_About this exercise:_ Set down every entry exactly as given. Pictures are to be left out.

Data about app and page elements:
.....

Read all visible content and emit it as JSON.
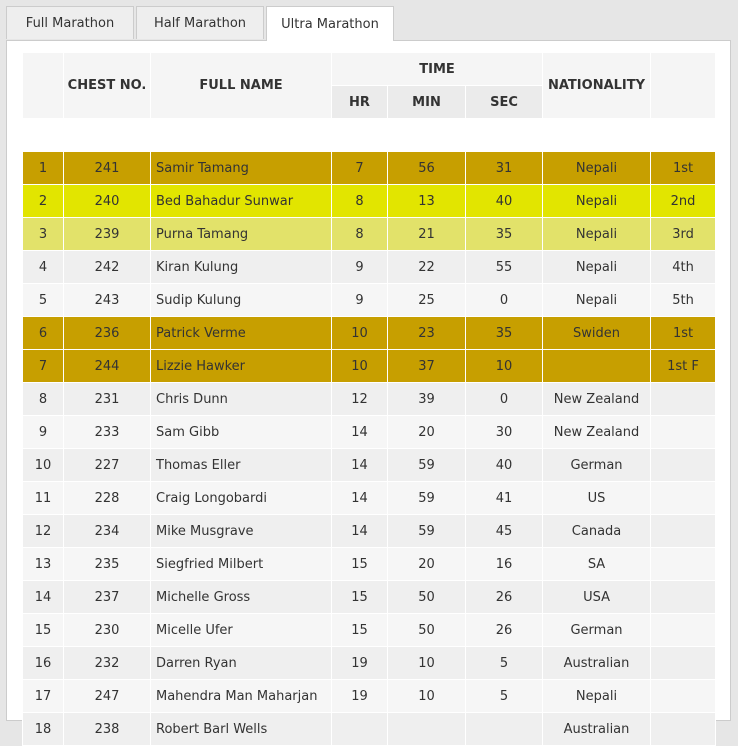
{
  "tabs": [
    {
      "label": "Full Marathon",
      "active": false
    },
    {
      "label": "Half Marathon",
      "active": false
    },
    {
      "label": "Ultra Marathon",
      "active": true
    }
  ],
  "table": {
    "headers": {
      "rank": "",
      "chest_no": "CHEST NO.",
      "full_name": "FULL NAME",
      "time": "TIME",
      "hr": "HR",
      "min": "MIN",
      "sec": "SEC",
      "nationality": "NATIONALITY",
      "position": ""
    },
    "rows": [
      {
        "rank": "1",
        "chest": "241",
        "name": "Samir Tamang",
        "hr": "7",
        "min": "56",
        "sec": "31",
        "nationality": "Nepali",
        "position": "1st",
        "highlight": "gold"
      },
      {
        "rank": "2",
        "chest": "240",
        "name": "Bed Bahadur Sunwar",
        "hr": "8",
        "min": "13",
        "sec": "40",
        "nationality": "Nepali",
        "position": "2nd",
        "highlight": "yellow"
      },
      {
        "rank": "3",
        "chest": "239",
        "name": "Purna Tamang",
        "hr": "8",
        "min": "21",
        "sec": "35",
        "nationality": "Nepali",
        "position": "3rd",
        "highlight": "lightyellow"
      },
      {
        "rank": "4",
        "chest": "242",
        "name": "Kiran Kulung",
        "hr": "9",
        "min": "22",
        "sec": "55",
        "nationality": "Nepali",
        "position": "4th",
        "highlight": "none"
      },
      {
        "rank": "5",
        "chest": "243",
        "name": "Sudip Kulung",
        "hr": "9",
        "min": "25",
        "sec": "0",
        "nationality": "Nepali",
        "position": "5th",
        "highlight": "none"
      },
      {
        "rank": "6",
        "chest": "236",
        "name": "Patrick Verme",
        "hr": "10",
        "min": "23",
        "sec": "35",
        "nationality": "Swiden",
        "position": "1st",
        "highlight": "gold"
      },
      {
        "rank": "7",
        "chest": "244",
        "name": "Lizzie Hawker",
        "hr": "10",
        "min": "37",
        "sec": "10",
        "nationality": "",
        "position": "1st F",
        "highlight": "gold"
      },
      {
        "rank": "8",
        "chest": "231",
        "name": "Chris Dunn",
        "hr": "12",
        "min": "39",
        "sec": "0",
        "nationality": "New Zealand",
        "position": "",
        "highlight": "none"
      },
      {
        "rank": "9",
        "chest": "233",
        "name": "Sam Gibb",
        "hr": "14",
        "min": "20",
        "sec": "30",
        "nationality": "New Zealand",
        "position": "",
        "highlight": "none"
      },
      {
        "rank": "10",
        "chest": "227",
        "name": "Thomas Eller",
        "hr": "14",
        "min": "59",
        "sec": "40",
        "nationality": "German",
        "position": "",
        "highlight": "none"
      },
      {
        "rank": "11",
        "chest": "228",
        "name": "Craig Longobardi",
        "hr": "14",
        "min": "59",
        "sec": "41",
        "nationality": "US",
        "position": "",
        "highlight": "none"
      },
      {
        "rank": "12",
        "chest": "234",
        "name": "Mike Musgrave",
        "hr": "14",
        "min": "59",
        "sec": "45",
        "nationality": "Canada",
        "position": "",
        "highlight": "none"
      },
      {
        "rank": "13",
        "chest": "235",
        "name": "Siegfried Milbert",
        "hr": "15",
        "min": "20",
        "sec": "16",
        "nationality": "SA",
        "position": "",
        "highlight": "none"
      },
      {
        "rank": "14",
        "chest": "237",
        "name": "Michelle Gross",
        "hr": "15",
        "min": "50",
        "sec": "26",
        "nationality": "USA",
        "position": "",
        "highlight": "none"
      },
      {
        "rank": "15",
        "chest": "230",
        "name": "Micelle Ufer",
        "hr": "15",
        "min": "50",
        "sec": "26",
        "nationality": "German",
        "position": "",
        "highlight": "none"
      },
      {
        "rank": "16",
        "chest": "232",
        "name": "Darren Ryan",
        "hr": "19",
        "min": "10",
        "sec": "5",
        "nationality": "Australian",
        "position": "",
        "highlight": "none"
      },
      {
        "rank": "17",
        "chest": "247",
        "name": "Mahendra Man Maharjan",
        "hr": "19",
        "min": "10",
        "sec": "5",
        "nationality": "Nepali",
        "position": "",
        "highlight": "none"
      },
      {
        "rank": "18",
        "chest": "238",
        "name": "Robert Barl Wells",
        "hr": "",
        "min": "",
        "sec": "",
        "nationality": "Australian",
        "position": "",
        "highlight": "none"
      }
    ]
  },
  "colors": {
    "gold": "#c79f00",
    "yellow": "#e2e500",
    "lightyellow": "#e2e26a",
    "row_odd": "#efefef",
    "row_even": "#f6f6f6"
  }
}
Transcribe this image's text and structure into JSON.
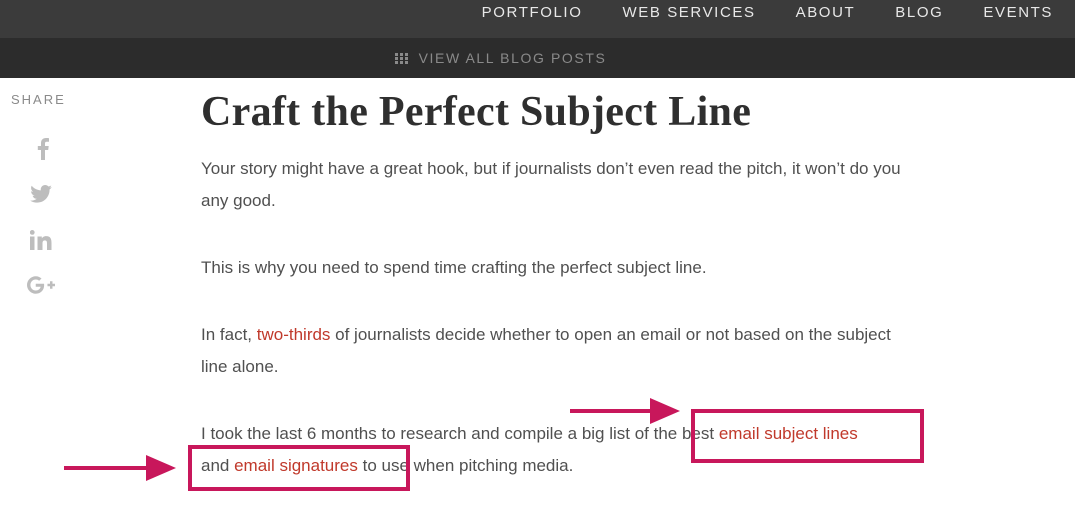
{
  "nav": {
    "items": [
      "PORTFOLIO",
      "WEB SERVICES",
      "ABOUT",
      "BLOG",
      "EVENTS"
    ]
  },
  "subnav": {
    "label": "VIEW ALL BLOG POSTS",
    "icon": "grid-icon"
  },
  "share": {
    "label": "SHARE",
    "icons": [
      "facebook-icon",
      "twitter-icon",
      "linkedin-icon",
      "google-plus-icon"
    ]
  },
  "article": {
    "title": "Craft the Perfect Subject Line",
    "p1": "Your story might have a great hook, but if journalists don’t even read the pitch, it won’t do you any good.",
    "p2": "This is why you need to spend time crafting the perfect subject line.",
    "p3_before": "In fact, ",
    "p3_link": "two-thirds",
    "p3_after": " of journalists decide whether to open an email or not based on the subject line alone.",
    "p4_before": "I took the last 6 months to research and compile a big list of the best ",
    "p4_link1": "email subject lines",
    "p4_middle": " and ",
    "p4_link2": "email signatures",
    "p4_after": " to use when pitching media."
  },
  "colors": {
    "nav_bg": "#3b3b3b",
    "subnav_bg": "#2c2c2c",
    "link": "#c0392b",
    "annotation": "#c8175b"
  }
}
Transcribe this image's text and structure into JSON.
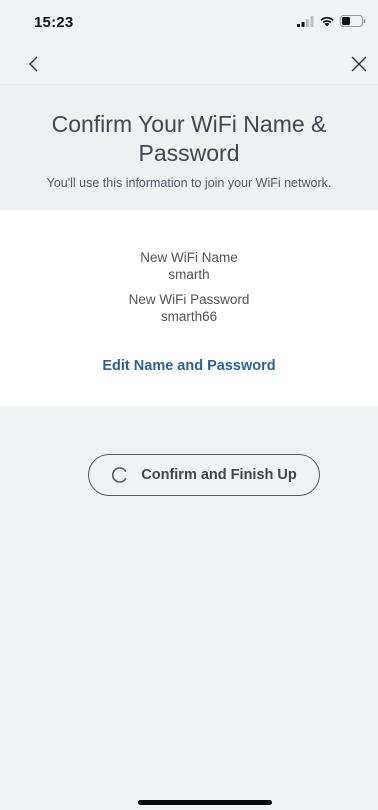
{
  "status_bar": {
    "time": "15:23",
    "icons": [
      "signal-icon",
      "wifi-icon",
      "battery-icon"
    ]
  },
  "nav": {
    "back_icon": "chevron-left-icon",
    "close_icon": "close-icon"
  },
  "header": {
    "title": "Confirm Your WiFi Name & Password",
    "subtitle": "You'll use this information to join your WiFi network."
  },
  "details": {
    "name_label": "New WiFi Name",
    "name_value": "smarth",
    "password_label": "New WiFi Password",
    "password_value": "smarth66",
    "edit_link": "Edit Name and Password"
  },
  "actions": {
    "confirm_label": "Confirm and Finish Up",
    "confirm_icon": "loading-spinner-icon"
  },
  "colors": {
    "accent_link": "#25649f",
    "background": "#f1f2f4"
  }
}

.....

_Answer for this exercise:_
Read all visible content and emit it as JSON.
{
  "tabs": [
    {
      "label": "Full Marathon",
      "active": false
    },
    {
      "label": "Half Marathon",
      "active": false
    },
    {
      "label": "Ultra Marathon",
      "active": true
    }
  ],
  "table": {
    "headers": {
      "rank": "",
      "chest_no": "CHEST NO.",
      "full_name": "FULL NAME",
      "time": "TIME",
      "hr": "HR",
      "min": "MIN",
      "sec": "SEC",
      "nationality": "NATIONALITY",
      "position": ""
    },
    "rows": [
      {
        "rank": "1",
        "chest": "241",
        "name": "Samir Tamang",
        "hr": "7",
        "min": "56",
        "sec": "31",
        "nationality": "Nepali",
        "position": "1st",
        "highlight": "gold"
      },
      {
        "rank": "2",
        "chest": "240",
        "name": "Bed Bahadur Sunwar",
        "hr": "8",
        "min": "13",
        "sec": "40",
        "nationality": "Nepali",
        "position": "2nd",
        "highlight": "yellow"
      },
      {
        "rank": "3",
        "chest": "239",
        "name": "Purna Tamang",
        "hr": "8",
        "min": "21",
        "sec": "35",
        "nationality": "Nepali",
        "position": "3rd",
        "highlight": "lightyellow"
      },
      {
        "rank": "4",
        "chest": "242",
        "name": "Kiran Kulung",
        "hr": "9",
        "min": "22",
        "sec": "55",
        "nationality": "Nepali",
        "position": "4th",
        "highlight": "none"
      },
      {
        "rank": "5",
        "chest": "243",
        "name": "Sudip Kulung",
        "hr": "9",
        "min": "25",
        "sec": "0",
        "nationality": "Nepali",
        "position": "5th",
        "highlight": "none"
      },
      {
        "rank": "6",
        "chest": "236",
        "name": "Patrick Verme",
        "hr": "10",
        "min": "23",
        "sec": "35",
        "nationality": "Swiden",
        "position": "1st",
        "highlight": "gold"
      },
      {
        "rank": "7",
        "chest": "244",
        "name": "Lizzie Hawker",
        "hr": "10",
        "min": "37",
        "sec": "10",
        "nationality": "",
        "position": "1st F",
        "highlight": "gold"
      },
      {
        "rank": "8",
        "chest": "231",
        "name": "Chris Dunn",
        "hr": "12",
        "min": "39",
        "sec": "0",
        "nationality": "New Zealand",
        "position": "",
        "highlight": "none"
      },
      {
        "rank": "9",
        "chest": "233",
        "name": "Sam Gibb",
        "hr": "14",
        "min": "20",
        "sec": "30",
        "nationality": "New Zealand",
        "position": "",
        "highlight": "none"
      },
      {
        "rank": "10",
        "chest": "227",
        "name": "Thomas Eller",
        "hr": "14",
        "min": "59",
        "sec": "40",
        "nationality": "German",
        "position": "",
        "highlight": "none"
      },
      {
        "rank": "11",
        "chest": "228",
        "name": "Craig Longobardi",
        "hr": "14",
        "min": "59",
        "sec": "41",
        "nationality": "US",
        "position": "",
        "highlight": "none"
      },
      {
        "rank": "12",
        "chest": "234",
        "name": "Mike Musgrave",
        "hr": "14",
        "min": "59",
        "sec": "45",
        "nationality": "Canada",
        "position": "",
        "highlight": "none"
      },
      {
        "rank": "13",
        "chest": "235",
        "name": "Siegfried Milbert",
        "hr": "15",
        "min": "20",
        "sec": "16",
        "nationality": "SA",
        "position": "",
        "highlight": "none"
      },
      {
        "rank": "14",
        "chest": "237",
        "name": "Michelle Gross",
        "hr": "15",
        "min": "50",
        "sec": "26",
        "nationality": "USA",
        "position": "",
        "highlight": "none"
      },
      {
        "rank": "15",
        "chest": "230",
        "name": "Micelle Ufer",
        "hr": "15",
        "min": "50",
        "sec": "26",
        "nationality": "German",
        "position": "",
        "highlight": "none"
      },
      {
        "rank": "16",
        "chest": "232",
        "name": "Darren Ryan",
        "hr": "19",
        "min": "10",
        "sec": "5",
        "nationality": "Australian",
        "position": "",
        "highlight": "none"
      },
      {
        "rank": "17",
        "chest": "247",
        "name": "Mahendra Man Maharjan",
        "hr": "19",
        "min": "10",
        "sec": "5",
        "nationality": "Nepali",
        "position": "",
        "highlight": "none"
      },
      {
        "rank": "18",
        "chest": "238",
        "name": "Robert Barl Wells",
        "hr": "",
        "min": "",
        "sec": "",
        "nationality": "Australian",
        "position": "",
        "highlight": "none"
      }
    ]
  },
  "colors": {
    "gold": "#c79f00",
    "yellow": "#e2e500",
    "lightyellow": "#e2e26a",
    "row_odd": "#efefef",
    "row_even": "#f6f6f6"
  }
}
Transcribe this image's text and structure into JSON.
{
  "nav": {
    "items": [
      "PORTFOLIO",
      "WEB SERVICES",
      "ABOUT",
      "BLOG",
      "EVENTS"
    ]
  },
  "subnav": {
    "label": "VIEW ALL BLOG POSTS",
    "icon": "grid-icon"
  },
  "share": {
    "label": "SHARE",
    "icons": [
      "facebook-icon",
      "twitter-icon",
      "linkedin-icon",
      "google-plus-icon"
    ]
  },
  "article": {
    "title": "Craft the Perfect Subject Line",
    "p1": "Your story might have a great hook, but if journalists don’t even read the pitch, it won’t do you any good.",
    "p2": "This is why you need to spend time crafting the perfect subject line.",
    "p3_before": "In fact, ",
    "p3_link": "two-thirds",
    "p3_after": " of journalists decide whether to open an email or not based on the subject line alone.",
    "p4_before": "I took the last 6 months to research and compile a big list of the best ",
    "p4_link1": "email subject lines",
    "p4_middle": " and ",
    "p4_link2": "email signatures",
    "p4_after": " to use when pitching media."
  },
  "colors": {
    "nav_bg": "#3b3b3b",
    "subnav_bg": "#2c2c2c",
    "link": "#c0392b",
    "annotation": "#c8175b"
  }
}
Transcribe this image's text and structure into JSON.
{
  "status_bar": {
    "time": "15:23",
    "icons": [
      "signal-icon",
      "wifi-icon",
      "battery-icon"
    ]
  },
  "nav": {
    "back_icon": "chevron-left-icon",
    "close_icon": "close-icon"
  },
  "header": {
    "title": "Confirm Your WiFi Name & Password",
    "subtitle": "You'll use this information to join your WiFi network."
  },
  "details": {
    "name_label": "New WiFi Name",
    "name_value": "smarth",
    "password_label": "New WiFi Password",
    "password_value": "smarth66",
    "edit_link": "Edit Name and Password"
  },
  "actions": {
    "confirm_label": "Confirm and Finish Up",
    "confirm_icon": "loading-spinner-icon"
  },
  "colors": {
    "accent_link": "#25649f",
    "background": "#f1f2f4"
  }
}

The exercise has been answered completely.